I've seen such an app on the G1, but don't remember what it's called. On the iPhone there are apps like Checkout and Snappr. The big announcement today was that Amazon is releasing their own app called "Amazon Remembers" that's supposed to work from a picture of the product--not just a barcode.
The story on ReadWriteWeb reports:
Although consumers may be catching on to this barcode-scanning trend, some stores are still in the dark. For example, a Target store in Michigan recently requested a shopper to stop scanning merchandise, saying it went against store policy. The customer reported the event to the application's makers, Big in Japan, whose app Shop Savvy is a popular download for Android handsets.
Big in Japan called the Target store in question and spoke to the manager, who indicated that she was not aware of the policy. We also contacted Target's corporate headquarters to confirm Target's policy, or lack thereof, but we first had to explain the application to the company representative. They had never heard of such a thing before! (As it turns out, Target has no policy whatsoever on barcode scanning their merchandise.)
The same customer also noted they had visited Sam's Club, where they demonstrated the application to a store employee who seemed "confounded that such technology even existed," wrote the user.From Stores Clueless About Mobile Barcode Scanning Applications? - ReadWriteWeb
Referenced Wed Dec 03 2008 15:07:57 GMT-0700 (MST)

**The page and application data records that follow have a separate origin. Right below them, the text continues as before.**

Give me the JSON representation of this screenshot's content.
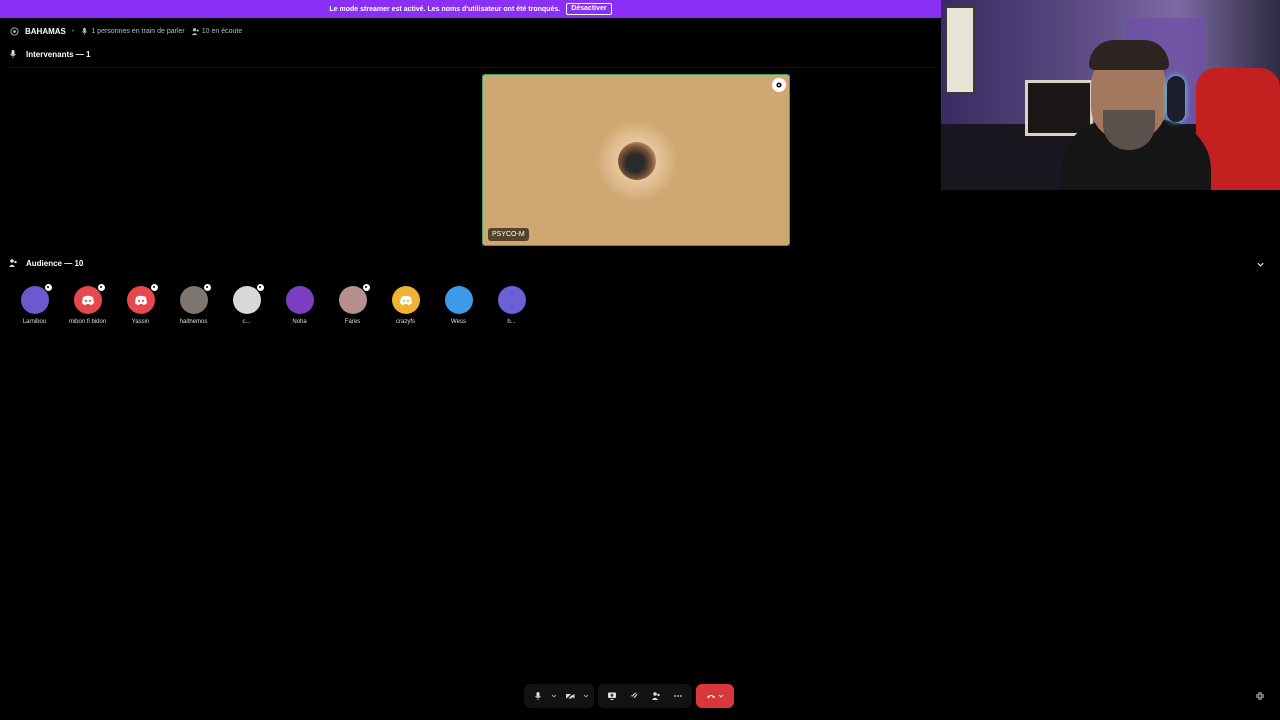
{
  "banner": {
    "text": "Le mode streamer est activé. Les noms d'utilisateur ont été tronqués.",
    "button": "Désactiver"
  },
  "header": {
    "channel": "BAHAMAS",
    "speaking": "1 personnes en train de parler",
    "listening": "10 en écoute"
  },
  "speakers": {
    "label": "Intervenants — 1",
    "tile": {
      "name": "PSYCO-M"
    }
  },
  "audience": {
    "label": "Audience — 10",
    "members": [
      {
        "name": "Larnibou",
        "color": "#6a5acd",
        "badge": true,
        "icon": "avatar"
      },
      {
        "name": "mibon fi bidon",
        "color": "#e5484d",
        "badge": true,
        "icon": "discord"
      },
      {
        "name": "Yassin",
        "color": "#e5484d",
        "badge": true,
        "icon": "discord"
      },
      {
        "name": "haithemos",
        "color": "#7d7570",
        "badge": true,
        "icon": "avatar"
      },
      {
        "name": "c...",
        "color": "#d8d8d8",
        "badge": true,
        "icon": "avatar"
      },
      {
        "name": "Noha",
        "color": "#7b3fc4",
        "badge": false,
        "icon": "avatar"
      },
      {
        "name": "Fares",
        "color": "#b78f8c",
        "badge": true,
        "icon": "avatar"
      },
      {
        "name": "crazyfs",
        "color": "#f0b232",
        "badge": false,
        "icon": "discord"
      },
      {
        "name": "Wess",
        "color": "#3b9be8",
        "badge": false,
        "icon": "avatar"
      },
      {
        "name": "b...",
        "color": "#6b60d8",
        "badge": false,
        "icon": "avatar"
      }
    ]
  },
  "colors": {
    "banner": "#8a2ff5",
    "tile_bg": "#cfa772",
    "speaking_ring": "#3ba55d",
    "hangup": "#da373c"
  }
}
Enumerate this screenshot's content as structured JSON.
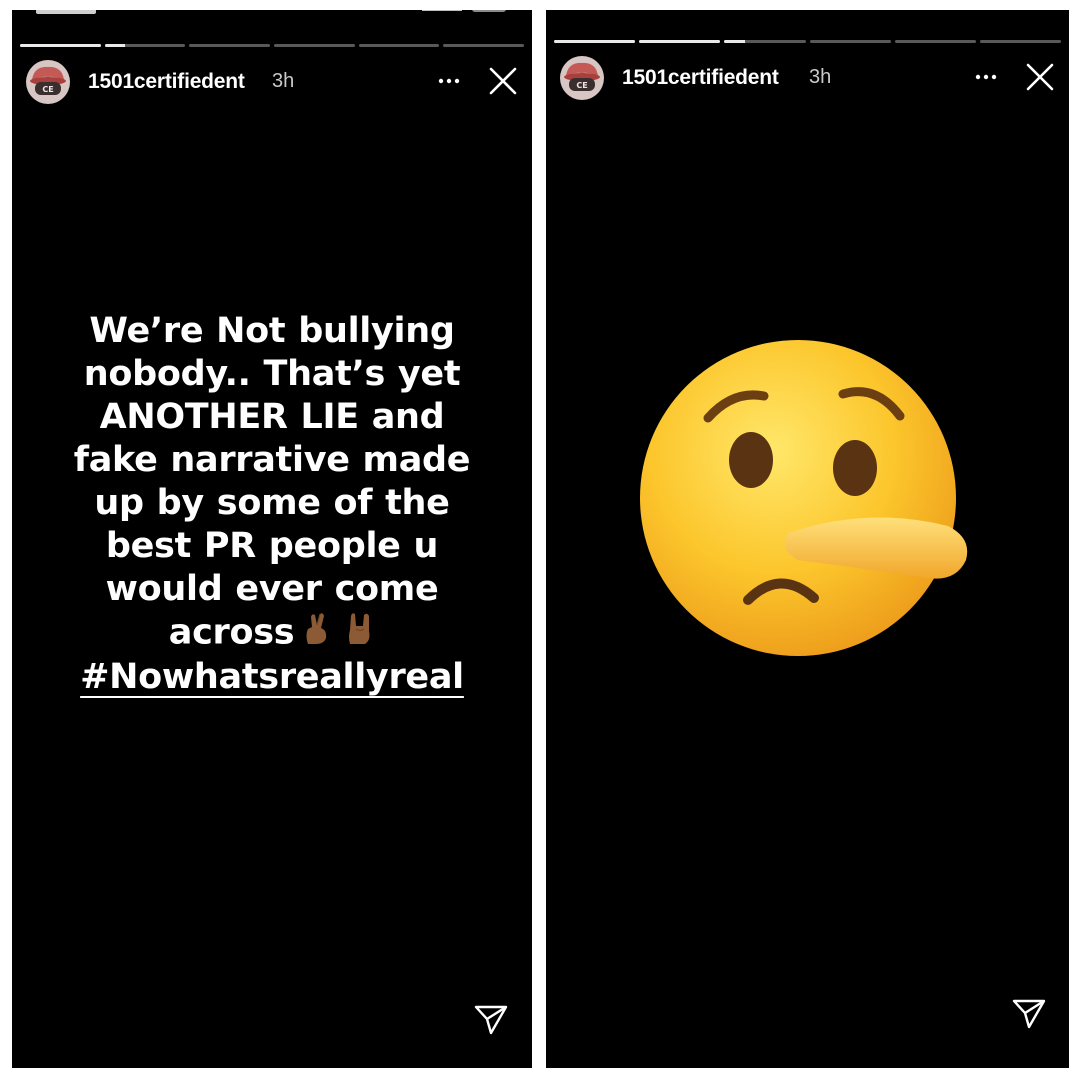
{
  "stories": [
    {
      "username": "1501certifiedent",
      "time_ago": "3h",
      "progress": [
        1.0,
        0.25,
        0,
        0,
        0,
        0
      ],
      "text_lines": [
        "We’re Not bullying",
        "nobody.. That’s yet",
        "ANOTHER LIE and",
        "fake narrative made",
        "up by some of the",
        "best PR people u",
        "would ever come",
        "across"
      ],
      "hashtag": "#Nowhatsreallyreal",
      "inline_emoji": [
        "crossed-fingers-dark",
        "sign-of-the-horns-dark"
      ]
    },
    {
      "username": "1501certifiedent",
      "time_ago": "3h",
      "progress": [
        1.0,
        1.0,
        0.25,
        0,
        0,
        0
      ],
      "sticker": "lying-face-emoji"
    }
  ],
  "icons": {
    "more": "more-dots-icon",
    "close": "close-x-icon",
    "share": "send-direct-icon"
  },
  "colors": {
    "background": "#000000",
    "text": "#ffffff",
    "frame": "#ffffff",
    "progress_track": "rgba(255,255,255,0.35)",
    "progress_fill": "#e9e9e9",
    "emoji_yellow": "#f9c62b"
  }
}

Trying to fight instant price match is like trying to hold back the Mississippi. Retailers aren't going to be able to support artificially high prices based on information asymmetry anymore. I don't have an answer for them. But telling people they can't use their phone inside the store isn't going to cut it.